(Entries from a dataset of interfaces)
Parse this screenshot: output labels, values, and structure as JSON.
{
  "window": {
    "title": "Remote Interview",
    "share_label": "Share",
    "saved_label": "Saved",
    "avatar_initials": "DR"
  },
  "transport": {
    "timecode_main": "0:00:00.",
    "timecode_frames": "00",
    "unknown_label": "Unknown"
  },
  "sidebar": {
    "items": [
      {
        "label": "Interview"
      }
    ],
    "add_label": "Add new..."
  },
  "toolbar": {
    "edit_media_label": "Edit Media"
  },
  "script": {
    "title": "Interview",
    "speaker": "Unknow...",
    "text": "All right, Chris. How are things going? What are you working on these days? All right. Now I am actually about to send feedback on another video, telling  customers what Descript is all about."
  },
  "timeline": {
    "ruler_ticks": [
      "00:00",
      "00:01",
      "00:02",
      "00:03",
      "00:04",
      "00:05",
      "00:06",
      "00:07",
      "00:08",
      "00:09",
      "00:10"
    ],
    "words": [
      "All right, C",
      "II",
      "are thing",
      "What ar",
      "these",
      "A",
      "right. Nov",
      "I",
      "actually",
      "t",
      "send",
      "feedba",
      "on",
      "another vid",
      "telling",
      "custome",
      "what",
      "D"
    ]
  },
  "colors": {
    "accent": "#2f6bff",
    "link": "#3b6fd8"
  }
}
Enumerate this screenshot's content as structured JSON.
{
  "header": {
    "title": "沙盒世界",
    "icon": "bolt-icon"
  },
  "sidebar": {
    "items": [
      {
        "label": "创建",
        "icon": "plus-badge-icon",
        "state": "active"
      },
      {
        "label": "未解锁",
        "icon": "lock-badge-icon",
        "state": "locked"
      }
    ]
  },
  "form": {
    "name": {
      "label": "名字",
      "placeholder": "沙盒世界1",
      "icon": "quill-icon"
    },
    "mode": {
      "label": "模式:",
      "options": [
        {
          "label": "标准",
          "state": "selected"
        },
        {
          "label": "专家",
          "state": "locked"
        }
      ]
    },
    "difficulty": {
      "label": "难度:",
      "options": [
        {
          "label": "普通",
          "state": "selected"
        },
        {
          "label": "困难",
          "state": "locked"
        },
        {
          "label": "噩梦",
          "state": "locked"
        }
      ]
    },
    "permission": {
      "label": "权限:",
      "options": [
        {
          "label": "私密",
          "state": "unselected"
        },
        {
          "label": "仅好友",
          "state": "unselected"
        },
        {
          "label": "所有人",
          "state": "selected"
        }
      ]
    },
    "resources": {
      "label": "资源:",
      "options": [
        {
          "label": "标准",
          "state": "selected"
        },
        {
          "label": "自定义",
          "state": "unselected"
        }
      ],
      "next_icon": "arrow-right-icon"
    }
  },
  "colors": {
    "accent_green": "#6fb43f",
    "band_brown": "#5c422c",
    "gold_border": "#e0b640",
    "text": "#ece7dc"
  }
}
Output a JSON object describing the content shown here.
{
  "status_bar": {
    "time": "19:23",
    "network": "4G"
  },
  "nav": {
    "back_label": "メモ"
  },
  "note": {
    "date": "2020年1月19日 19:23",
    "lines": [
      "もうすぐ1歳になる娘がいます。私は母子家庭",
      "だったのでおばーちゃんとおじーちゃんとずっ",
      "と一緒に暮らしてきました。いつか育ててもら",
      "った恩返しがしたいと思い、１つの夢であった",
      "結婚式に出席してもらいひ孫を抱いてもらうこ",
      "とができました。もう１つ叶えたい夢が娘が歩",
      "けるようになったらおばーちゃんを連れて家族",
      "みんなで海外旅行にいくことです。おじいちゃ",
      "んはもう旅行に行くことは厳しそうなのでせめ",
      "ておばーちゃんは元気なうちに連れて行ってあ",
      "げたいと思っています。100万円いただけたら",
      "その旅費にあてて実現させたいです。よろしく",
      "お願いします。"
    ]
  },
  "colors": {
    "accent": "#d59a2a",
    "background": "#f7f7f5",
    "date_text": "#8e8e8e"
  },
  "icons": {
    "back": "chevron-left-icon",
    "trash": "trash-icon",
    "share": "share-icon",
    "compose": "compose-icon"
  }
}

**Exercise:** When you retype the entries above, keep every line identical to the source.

**Solution for this exercise:**
Parse this screenshot: output labels, values, and structure as JSON.
{
  "window": {
    "title": "Remote Interview",
    "share_label": "Share",
    "saved_label": "Saved",
    "avatar_initials": "DR"
  },
  "transport": {
    "timecode_main": "0:00:00.",
    "timecode_frames": "00",
    "unknown_label": "Unknown"
  },
  "sidebar": {
    "items": [
      {
        "label": "Interview"
      }
    ],
    "add_label": "Add new..."
  },
  "toolbar": {
    "edit_media_label": "Edit Media"
  },
  "script": {
    "title": "Interview",
    "speaker": "Unknow...",
    "text": "All right, Chris. How are things going? What are you working on these days? All right. Now I am actually about to send feedback on another video, telling  customers what Descript is all about."
  },
  "timeline": {
    "ruler_ticks": [
      "00:00",
      "00:01",
      "00:02",
      "00:03",
      "00:04",
      "00:05",
      "00:06",
      "00:07",
      "00:08",
      "00:09",
      "00:10"
    ],
    "words": [
      "All right, C",
      "II",
      "are thing",
      "What ar",
      "these",
      "A",
      "right. Nov",
      "I",
      "actually",
      "t",
      "send",
      "feedba",
      "on",
      "another vid",
      "telling",
      "custome",
      "what",
      "D"
    ]
  },
  "colors": {
    "accent": "#2f6bff",
    "link": "#3b6fd8"
  }
}
Enumerate this screenshot's content as structured JSON.
{
  "header": {
    "title": "沙盒世界",
    "icon": "bolt-icon"
  },
  "sidebar": {
    "items": [
      {
        "label": "创建",
        "icon": "plus-badge-icon",
        "state": "active"
      },
      {
        "label": "未解锁",
        "icon": "lock-badge-icon",
        "state": "locked"
      }
    ]
  },
  "form": {
    "name": {
      "label": "名字",
      "placeholder": "沙盒世界1",
      "icon": "quill-icon"
    },
    "mode": {
      "label": "模式:",
      "options": [
        {
          "label": "标准",
          "state": "selected"
        },
        {
          "label": "专家",
          "state": "locked"
        }
      ]
    },
    "difficulty": {
      "label": "难度:",
      "options": [
        {
          "label": "普通",
          "state": "selected"
        },
        {
          "label": "困难",
          "state": "locked"
        },
        {
          "label": "噩梦",
          "state": "locked"
        }
      ]
    },
    "permission": {
      "label": "权限:",
      "options": [
        {
          "label": "私密",
          "state": "unselected"
        },
        {
          "label": "仅好友",
          "state": "unselected"
        },
        {
          "label": "所有人",
          "state": "selected"
        }
      ]
    },
    "resources": {
      "label": "资源:",
      "options": [
        {
          "label": "标准",
          "state": "selected"
        },
        {
          "label": "自定义",
          "state": "unselected"
        }
      ],
      "next_icon": "arrow-right-icon"
    }
  },
  "colors": {
    "accent_green": "#6fb43f",
    "band_brown": "#5c422c",
    "gold_border": "#e0b640",
    "text": "#ece7dc"
  }
}
Output a JSON object describing the content shown here.
{
  "status_bar": {
    "time": "19:23",
    "network": "4G"
  },
  "nav": {
    "back_label": "メモ"
  },
  "note": {
    "date": "2020年1月19日 19:23",
    "lines": [
      "もうすぐ1歳になる娘がいます。私は母子家庭",
      "だったのでおばーちゃんとおじーちゃんとずっ",
      "と一緒に暮らしてきました。いつか育ててもら",
      "った恩返しがしたいと思い、１つの夢であった",
      "結婚式に出席してもらいひ孫を抱いてもらうこ",
      "とができました。もう１つ叶えたい夢が娘が歩",
      "けるようになったらおばーちゃんを連れて家族",
      "みんなで海外旅行にいくことです。おじいちゃ",
      "んはもう旅行に行くことは厳しそうなのでせめ",
      "ておばーちゃんは元気なうちに連れて行ってあ",
      "げたいと思っています。100万円いただけたら",
      "その旅費にあてて実現させたいです。よろしく",
      "お願いします。"
    ]
  },
  "colors": {
    "accent": "#d59a2a",
    "background": "#f7f7f5",
    "date_text": "#8e8e8e"
  },
  "icons": {
    "back": "chevron-left-icon",
    "trash": "trash-icon",
    "share": "share-icon",
    "compose": "compose-icon"
  }
}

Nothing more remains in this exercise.